French First Folio Found

I saw a blurb about this the other day on the news, but it was so facile that it didn’t get my attention until now.

From the UK’s best Catholic weekly, for which I also write, the Catholic Herald.

Shakespeare First Folio from Catholic College found in France

A First Folio of Shakespeare’s plays found in a French library came from a Catholic college

The discovery of a previously unknown copy of Shakespeare’s First Folio has refuelled speculation that the Bard was a Catholic sympathiser, if not a Catholic himself. [Of course Shakespeare was Catholic.]

The First Folio was discovered in a library in the small town of Saint-Omer, near Calais in northern France. A librarian came across it last month when he was preparing an exhibition of links between the area and England. Missing its frontispiece and the usual portrait of Shakespeare it had mistakenly been classified as an 18th century edition.

The librarian called in Shakespearean scholar Professor Eric Rasmussen from the University of Nevada, who was in London. Prof Rasmussen crossed the Channel to look at the book and concluded within minutes that it was a First Folio.

The First Folio, containing the text of nearly all Shakespeare’s plays, was compiled by the playwright’s friends and published in 1623, seven years after his death. Entitled “Mr William Shakespeare’s Comedies, Histories & Tragedies.
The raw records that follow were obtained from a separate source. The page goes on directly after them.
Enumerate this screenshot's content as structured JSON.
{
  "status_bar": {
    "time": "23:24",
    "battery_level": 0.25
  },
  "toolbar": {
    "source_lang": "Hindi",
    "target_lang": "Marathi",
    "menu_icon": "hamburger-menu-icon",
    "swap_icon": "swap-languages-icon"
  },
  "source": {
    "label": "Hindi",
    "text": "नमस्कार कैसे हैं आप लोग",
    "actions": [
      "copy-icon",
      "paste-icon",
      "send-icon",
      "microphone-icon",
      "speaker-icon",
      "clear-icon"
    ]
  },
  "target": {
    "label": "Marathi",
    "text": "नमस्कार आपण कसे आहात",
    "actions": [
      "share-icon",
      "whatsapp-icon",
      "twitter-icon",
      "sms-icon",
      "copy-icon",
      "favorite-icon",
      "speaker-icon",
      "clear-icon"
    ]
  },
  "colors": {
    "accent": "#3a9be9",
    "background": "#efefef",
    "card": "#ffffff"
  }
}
Published according to the True Originall Copies”, it is the only source of a number of his plays, including Macbeth, Twelfth Night, Julius Caesar and As You Like It. Over a quarter of the 800 copies have survived; this is the 233rd known copy.

During the Elizabethan and Jacobean period many English Catholics escaped to France. A college at Saint-Omer gave a Catholic education to English boys. It was expelled from France in 1762 and moved first to Belgium and then in 1794 to Stonyhurst in Lancashire, where it remains today.

A spokesman for Stonyhurst College: “Many precious medieval artefacts, illuminated manuscripts and books were taken with them, and survive at Stonyhurst to this day, but it seems that a slightly scruffy and dog-eared First Folio was overlooked and left behind.

Some of the college’s books, including a 15th-century Gutenberg Bible, ended up in the town library in Saint-Omer. The presence of the work at the Catholic college indicates, if nothing else, that Shakespeare’s work was well-regarded by Catholics at the time.

The newly-discovered First Folio has the name “Nevill” inscribed at the front, suggesting that “it was probably originally the property of Fr Edmund Neville, an English Jesuit priest who taught at the College in the 1630s”, the spokesman said. But other authorities suggest that “Nevill” refers instead to Edward Scarisbrick who studied at Saint-Omer; members of his family, from Ormskirk, Lancashire, used the name Neville as an alias.

This appears to have been a working copy of the book. Handwritten stage directions and alterations in Henry IV suggest that it was used in the performance of plays at Saint-Omer College, which had a reputation for well-attended drama productions. In one scene the word “hostess” is changed to “host” and “wench” to “fellow”, perhaps indicating that a female character was turned into a male.

About Fr. John Zuhlsdorf

Fr. Z is the guy who runs this blog. o{]:¬)
This entry was posted in Just Too Cool and tagged , , . Bookmark the permalink.


  1. Venerator Sti Lot says:

    Thank you for all the detail!

    Saint-Omer was a Jesuit school and the last paragraph reminded me of the tradition of “Jesuit drama” (the French and German Wikipedia articles about which, I see, are more detailed than the English).

  2. mburduck says:

    This English professor (although an “Americanist” of the early-nineteenth-century variety) always loves this sort of post. Thanks, Father.


  3. Venerator Sti Lot says:

    Strictly speaking, off topic – or, very tangential, and yet, aren’t most English-speaking people more likely to know Shakespeare’s depiction of him better than anything else about him, in the first place, anyway?

Comments are closed.